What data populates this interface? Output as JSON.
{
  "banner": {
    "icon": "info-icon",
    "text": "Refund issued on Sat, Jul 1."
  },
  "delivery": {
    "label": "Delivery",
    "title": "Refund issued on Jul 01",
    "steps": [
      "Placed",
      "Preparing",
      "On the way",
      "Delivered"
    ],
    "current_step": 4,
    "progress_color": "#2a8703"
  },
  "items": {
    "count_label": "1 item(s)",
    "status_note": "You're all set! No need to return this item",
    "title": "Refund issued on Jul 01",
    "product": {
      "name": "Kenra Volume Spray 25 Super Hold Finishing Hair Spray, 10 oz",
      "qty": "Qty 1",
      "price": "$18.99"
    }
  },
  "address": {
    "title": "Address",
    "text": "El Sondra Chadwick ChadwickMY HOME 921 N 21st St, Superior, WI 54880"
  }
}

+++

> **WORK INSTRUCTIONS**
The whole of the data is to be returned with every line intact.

> **ANSWER TO THE PROBLEM**
What data populates this interface? Output as JSON.
{
  "banner": {
    "icon": "info-icon",
    "text": "Refund issued on Sat, Jul 1."
  },
  "delivery": {
    "label": "Delivery",
    "title": "Refund issued on Jul 01",
    "steps": [
      "Placed",
      "Preparing",
      "On the way",
      "Delivered"
    ],
    "current_step": 4,
    "progress_color": "#2a8703"
  },
  "items": {
    "count_label": "1 item(s)",
    "status_note": "You're all set! No need to return this item",
    "title": "Refund issued on Jul 01",
    "product": {
      "name": "Kenra Volume Spray 25 Super Hold Finishing Hair Spray, 10 oz",
      "qty": "Qty 1",
      "price": "$18.99"
    }
  },
  "address": {
    "title": "Address",
    "text": "El Sondra Chadwick ChadwickMY HOME 921 N 21st St, Superior, WI 54880"
  }
}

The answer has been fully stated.